6) Enhancing Consumer Protections: Consumers deserve real transparency, when it comes to signing up for communications services.
In July, Rep Mike Doyle (D-PA) and I penned an Op-Ed which articulated a simple principle: consumers should know exactly what they will pay before they get their first month’s bill – and, in fact, this should be known and clear before being asked to provide sensitive personal information. We called on the nation’s communications providers to lead the way by voluntarily improving transparency and disclosure of these “below the line” fees so that when consumers sign up for service, either online or in-store, they will not have to wait for their first bill to learn what their service truly costs. So I am extremely pleased that three months later, the Federal Communications Commission’s Consumer Advisory Committee “No Surprises Task Force” has come up with a series of recommendations that address these very concerns.
Implementing these recommendations would be a huge win for consumers and an opportunity for providers to show how committed they are to putting customers first.
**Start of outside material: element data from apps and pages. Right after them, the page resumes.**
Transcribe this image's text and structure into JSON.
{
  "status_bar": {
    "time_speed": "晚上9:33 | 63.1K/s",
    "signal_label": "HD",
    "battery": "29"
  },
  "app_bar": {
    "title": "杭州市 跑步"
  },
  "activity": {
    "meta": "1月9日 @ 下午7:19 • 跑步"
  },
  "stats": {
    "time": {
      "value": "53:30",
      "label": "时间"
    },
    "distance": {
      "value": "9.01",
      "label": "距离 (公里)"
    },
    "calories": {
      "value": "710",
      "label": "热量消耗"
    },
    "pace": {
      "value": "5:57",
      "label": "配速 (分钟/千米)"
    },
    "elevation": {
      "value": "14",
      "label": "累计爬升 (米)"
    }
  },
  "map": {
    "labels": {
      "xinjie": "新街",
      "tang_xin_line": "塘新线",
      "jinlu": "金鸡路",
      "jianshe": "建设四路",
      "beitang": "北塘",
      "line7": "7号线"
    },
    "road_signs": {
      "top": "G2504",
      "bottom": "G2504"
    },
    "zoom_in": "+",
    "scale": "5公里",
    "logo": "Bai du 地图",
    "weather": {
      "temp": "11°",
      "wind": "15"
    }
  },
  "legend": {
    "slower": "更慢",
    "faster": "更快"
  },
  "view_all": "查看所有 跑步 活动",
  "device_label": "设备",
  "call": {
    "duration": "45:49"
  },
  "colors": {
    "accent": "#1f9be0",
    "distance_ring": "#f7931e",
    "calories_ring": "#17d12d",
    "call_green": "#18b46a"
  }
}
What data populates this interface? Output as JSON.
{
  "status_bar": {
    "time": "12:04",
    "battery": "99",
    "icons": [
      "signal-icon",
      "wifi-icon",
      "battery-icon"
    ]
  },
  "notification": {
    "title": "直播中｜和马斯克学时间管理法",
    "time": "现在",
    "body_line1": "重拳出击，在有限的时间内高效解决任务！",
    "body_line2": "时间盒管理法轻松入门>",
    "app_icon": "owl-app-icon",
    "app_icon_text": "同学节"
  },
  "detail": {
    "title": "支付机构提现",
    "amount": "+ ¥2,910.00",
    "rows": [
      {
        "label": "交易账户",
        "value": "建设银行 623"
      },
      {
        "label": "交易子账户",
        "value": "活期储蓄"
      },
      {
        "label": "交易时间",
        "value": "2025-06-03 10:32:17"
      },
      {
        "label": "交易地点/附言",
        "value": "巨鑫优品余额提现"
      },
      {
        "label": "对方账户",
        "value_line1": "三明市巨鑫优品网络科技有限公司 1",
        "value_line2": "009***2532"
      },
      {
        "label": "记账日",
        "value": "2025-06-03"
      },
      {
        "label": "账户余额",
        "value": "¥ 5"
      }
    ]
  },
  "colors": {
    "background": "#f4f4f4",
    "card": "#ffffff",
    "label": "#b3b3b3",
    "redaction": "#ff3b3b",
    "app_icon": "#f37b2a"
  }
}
So once again, to the Task Force, the Consumer Advisory Committee and the staff of the FCC’s Consumer and Governmental Affairs Bureau, thank you for your tireless efforts on such an important consumer issue and as always, thank you for being a voice for those too seldom heard.
I wish to talk about the ongoing work at the Commission when it comes to that goal, as well as the Connect2Health initiative, which examines the intersection of broadband connectivity, advanced technology and health. The Commission’s universal service programs serve as an important enabler of opportunities for many in our communities that would otherwise be left in digital darkness. My overarching principle when it comes to universal service is the most “bang for the buck.” How can we get the best broadband to the most people while maximizing limited universal service fund dollars.
On October 19th, I will host my #Solutions2020 Policy Forum in Washington, DC to explore solutions to bringing affordable and competitive services to consumers and small businesses. The forum is the culmination of my #ConnectingCommunities tour, which I embarked on less than six months ago. I hope to see you there so that we may continue our dialogue on how best to meet the growing and diverse needs of our communities.
Access to robust, affordable advanced telecommunications services, ought to be available to everyone — no matter who they are, no matter where they live. That is not only the core tenet of the #ConnectingCommunities tour I launched in April, it is one of the ‘prime directives’ of the Telecommunications Act of 1996. An invitation from Congressman Ben Ray Luján (D-NM) and Senator Tom Udall (D-NM) brought me to New Mexico, where I engaged in in-depth discussions about the successes and challenges that New Mexico and Navajo Nation face as they bring connectivity to their communities.
I am extremely pleased to be here with you as we launch the Federal Communications Commission’s newest consumer offering — the Mapping Broadband Health in America Platform. The FCC’s mapping effort is historic, because it directly addresses the serious and growing challenge, of ensuring that the transformative power of broadband in health, is available to everyone.
To use public health parlance, broadband connectivity has become a social determinant of health, along with income, education and rurality. Indeed, we believe that broadband availability is increasingly becoming a super-determinant of health. With each passing day, more people are living a greater portion of their lives “online.” The mapping tool we unveil today promises to provide a new and powerful roadmap for stakeholders, to leverage high speed connectivity to improve the health of our Nation. It will help us identify both gaps and opportunities, and empower us to construct bridges at the intersection of broadband and health precisely where they are needed.